==== Data to process ====
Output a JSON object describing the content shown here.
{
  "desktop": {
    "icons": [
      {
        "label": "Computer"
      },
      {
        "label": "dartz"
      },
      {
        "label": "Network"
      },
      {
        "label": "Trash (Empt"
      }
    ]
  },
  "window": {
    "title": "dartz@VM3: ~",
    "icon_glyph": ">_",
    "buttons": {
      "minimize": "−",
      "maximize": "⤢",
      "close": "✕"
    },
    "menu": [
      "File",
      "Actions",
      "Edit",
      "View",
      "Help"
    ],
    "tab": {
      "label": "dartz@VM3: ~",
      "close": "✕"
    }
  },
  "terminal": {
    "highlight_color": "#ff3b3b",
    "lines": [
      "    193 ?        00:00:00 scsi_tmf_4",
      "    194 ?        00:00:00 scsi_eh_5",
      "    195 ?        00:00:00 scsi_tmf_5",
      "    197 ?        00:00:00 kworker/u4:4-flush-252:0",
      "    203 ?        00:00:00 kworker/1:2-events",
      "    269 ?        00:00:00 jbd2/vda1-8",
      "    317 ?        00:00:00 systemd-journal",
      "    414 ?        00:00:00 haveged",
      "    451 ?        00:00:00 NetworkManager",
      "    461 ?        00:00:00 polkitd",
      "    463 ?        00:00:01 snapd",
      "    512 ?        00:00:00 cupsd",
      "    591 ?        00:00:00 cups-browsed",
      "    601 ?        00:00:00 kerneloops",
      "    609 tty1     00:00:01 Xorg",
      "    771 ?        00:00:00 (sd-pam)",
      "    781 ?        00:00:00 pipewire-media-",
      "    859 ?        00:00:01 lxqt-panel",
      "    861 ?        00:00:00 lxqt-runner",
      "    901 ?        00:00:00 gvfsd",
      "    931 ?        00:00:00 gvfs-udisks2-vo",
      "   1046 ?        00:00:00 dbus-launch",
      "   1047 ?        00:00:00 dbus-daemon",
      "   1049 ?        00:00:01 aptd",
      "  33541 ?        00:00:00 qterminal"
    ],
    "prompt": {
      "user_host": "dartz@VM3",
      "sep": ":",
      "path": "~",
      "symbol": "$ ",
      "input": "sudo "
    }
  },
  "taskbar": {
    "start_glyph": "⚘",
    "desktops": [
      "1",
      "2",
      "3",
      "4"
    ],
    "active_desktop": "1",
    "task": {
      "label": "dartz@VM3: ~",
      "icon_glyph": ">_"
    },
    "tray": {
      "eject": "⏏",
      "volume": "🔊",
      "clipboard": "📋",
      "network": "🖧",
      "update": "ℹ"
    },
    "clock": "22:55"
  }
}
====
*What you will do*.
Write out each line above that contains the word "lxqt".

*Answer to the problem*.
      "    859 ?        00:00:01 lxqt-panel",
      "    861 ?        00:00:00 lxqt-runner",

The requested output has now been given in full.